Because of these two attributes (and yes, many more), and the functional language tendency towards short and sweet functions rather than monsters, I’m able to write useful code in the 30-minute chunks of time I tend to have, instead of being hopelessly and semipermanently derailed by the inevitable and constant interruptions that occur during the other 75% of my time.
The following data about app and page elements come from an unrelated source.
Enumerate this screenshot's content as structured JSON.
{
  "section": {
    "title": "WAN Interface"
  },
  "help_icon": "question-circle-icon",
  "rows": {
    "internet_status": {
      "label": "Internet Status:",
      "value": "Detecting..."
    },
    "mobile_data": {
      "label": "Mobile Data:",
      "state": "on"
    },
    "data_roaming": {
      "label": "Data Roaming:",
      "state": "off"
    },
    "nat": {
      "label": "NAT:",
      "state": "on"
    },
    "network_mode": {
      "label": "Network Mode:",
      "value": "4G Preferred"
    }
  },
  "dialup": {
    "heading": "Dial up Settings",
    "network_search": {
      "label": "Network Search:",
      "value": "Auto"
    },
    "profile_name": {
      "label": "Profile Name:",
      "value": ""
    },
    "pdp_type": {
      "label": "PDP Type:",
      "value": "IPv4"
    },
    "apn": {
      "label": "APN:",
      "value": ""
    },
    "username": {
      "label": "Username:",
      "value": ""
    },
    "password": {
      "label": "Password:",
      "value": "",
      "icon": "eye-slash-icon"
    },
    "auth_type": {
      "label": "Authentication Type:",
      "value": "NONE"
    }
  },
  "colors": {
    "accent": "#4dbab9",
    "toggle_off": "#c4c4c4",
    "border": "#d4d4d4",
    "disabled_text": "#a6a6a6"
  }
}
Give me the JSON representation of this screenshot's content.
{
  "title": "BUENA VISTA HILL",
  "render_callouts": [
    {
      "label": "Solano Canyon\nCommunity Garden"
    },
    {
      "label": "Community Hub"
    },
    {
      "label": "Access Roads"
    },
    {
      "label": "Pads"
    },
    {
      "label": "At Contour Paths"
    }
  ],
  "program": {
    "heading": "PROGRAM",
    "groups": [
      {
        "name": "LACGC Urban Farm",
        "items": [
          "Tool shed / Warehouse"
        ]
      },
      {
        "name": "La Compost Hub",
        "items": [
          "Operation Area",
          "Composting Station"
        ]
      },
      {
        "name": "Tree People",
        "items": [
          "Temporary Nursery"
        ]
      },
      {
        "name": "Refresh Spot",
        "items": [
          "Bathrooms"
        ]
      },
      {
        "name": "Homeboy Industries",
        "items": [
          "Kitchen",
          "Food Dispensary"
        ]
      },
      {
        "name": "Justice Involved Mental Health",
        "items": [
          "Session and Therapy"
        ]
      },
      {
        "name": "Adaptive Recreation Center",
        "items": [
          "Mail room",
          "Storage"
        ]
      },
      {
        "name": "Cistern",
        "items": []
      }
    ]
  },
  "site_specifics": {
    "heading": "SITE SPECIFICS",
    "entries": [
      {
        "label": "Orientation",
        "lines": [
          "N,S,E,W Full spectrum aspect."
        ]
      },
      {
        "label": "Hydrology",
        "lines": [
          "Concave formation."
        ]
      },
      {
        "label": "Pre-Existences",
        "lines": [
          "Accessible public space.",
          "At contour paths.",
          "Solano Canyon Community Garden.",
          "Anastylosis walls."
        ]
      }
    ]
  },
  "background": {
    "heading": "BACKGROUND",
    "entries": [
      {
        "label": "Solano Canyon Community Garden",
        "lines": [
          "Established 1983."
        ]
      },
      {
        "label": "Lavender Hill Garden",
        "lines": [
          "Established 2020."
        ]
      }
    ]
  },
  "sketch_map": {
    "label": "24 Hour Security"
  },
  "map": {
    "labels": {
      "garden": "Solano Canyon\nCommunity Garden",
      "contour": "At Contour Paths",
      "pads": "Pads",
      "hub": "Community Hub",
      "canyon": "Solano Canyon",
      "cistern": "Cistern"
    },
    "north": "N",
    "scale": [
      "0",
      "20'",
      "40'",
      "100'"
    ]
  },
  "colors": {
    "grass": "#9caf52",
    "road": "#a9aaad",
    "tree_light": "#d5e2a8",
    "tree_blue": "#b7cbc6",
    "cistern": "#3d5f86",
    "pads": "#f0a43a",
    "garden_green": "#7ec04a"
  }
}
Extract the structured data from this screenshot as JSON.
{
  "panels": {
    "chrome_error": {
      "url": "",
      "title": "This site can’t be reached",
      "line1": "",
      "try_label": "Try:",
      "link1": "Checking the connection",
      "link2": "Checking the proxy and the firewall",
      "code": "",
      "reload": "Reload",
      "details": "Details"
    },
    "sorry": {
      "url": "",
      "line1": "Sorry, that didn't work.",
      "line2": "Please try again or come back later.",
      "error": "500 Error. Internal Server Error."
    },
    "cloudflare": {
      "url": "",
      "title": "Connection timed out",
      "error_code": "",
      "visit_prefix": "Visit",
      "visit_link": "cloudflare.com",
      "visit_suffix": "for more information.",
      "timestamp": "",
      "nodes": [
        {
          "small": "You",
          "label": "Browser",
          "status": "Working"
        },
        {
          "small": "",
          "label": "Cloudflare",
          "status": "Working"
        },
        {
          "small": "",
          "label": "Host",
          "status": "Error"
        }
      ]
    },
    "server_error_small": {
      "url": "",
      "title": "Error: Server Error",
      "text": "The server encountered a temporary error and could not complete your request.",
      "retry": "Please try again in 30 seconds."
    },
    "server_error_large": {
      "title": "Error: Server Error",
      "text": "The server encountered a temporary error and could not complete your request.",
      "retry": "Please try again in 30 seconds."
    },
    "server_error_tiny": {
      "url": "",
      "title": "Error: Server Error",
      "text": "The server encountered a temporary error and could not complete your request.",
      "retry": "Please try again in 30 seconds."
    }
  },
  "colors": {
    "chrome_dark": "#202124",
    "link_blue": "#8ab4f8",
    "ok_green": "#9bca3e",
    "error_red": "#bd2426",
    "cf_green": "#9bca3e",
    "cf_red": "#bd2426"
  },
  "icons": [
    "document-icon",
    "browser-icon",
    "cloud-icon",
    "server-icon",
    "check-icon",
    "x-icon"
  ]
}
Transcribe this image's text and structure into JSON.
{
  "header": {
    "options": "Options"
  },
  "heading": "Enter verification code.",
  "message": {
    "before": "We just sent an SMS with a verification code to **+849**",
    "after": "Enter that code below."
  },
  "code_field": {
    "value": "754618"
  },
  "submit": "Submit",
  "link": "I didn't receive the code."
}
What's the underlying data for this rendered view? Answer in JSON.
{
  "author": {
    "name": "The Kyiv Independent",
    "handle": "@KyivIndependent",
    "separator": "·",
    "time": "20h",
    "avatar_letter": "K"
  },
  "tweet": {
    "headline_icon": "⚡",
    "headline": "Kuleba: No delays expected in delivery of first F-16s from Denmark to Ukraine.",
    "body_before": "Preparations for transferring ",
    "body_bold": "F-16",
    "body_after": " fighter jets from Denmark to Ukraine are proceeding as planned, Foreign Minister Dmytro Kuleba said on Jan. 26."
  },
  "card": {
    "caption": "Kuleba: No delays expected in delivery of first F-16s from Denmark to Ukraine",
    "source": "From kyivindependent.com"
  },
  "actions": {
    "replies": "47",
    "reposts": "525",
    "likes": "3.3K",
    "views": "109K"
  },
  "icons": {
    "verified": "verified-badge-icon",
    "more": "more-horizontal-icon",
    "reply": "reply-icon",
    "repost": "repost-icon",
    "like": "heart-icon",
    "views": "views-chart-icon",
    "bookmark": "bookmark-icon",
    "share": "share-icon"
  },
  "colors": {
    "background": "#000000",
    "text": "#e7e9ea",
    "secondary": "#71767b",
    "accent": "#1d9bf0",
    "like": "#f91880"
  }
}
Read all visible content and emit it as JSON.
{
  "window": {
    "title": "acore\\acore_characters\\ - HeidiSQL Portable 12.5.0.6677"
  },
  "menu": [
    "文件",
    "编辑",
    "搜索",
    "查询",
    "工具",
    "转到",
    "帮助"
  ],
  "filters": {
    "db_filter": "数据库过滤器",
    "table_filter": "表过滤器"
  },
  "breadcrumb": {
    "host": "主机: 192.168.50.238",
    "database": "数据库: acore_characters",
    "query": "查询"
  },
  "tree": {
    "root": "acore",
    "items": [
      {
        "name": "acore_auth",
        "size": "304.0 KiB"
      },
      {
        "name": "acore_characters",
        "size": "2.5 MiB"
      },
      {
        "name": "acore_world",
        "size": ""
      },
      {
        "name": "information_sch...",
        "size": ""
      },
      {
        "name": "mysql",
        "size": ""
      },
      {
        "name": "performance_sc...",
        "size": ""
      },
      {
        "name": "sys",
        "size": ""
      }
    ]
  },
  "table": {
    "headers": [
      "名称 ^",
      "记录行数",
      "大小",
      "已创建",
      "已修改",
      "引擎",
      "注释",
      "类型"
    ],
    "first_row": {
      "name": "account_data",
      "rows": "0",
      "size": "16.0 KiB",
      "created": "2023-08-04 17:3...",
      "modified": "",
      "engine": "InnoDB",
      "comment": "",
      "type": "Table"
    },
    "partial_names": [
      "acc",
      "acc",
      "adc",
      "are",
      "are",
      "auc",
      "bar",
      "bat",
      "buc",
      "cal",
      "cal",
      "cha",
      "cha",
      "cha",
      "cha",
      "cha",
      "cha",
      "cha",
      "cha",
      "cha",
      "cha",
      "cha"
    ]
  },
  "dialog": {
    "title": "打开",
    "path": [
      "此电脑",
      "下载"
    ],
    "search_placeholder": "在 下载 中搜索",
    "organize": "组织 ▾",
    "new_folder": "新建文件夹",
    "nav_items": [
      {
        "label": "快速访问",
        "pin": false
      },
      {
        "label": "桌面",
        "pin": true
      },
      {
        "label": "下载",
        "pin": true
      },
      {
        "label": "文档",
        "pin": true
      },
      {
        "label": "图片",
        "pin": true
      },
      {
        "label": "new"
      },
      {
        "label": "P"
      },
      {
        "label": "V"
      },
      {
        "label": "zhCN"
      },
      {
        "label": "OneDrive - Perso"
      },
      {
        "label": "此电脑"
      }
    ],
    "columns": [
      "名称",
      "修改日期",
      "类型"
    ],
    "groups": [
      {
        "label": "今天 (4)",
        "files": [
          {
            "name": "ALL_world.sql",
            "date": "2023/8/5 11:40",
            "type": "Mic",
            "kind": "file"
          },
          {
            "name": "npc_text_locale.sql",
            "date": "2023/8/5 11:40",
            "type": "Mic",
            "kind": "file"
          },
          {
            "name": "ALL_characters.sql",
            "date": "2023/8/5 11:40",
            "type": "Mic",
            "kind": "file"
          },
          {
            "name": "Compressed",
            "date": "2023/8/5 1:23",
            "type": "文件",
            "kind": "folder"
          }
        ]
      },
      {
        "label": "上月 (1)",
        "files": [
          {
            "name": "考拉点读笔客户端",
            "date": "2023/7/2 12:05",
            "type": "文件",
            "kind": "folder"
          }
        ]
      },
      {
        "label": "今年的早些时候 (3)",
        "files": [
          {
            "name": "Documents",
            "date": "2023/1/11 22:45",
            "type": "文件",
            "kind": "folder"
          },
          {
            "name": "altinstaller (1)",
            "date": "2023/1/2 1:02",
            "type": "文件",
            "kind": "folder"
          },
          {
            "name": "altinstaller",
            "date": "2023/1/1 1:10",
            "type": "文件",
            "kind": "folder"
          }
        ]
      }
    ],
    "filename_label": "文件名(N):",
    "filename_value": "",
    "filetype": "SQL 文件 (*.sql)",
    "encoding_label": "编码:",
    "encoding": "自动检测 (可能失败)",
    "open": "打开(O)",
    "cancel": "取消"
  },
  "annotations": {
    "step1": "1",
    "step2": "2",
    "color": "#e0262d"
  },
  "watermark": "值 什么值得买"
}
Lastly, I just want to mention one last benefit to Rally’s adoption of Scala, albeit one that won’t apply to some of you reading this post – and that is a concept important to Rally for other reasons: neuroplasticity. Rally Engage, our first product, is all about using technology to increase health engagement and help achieve positive health outcomes. Engage helps recommend actionable and achievable diet and exercise goals to users, and while studies have shown the link between diet, exercise, and keeping your brain young, just as important is learning and trying new things (a common thread of many goals and topics inside the product). Just like Scala helps find new routes around what can be intractable problems, the act of learning it keeps my brain doing the same thing.

So for that, a tip of the hat to Scala and Rally, for helping to keep me healthy. As Oscar Wilde said about extensible programming languages, “To expect the unexpected shows a thoroughly modern intellect.”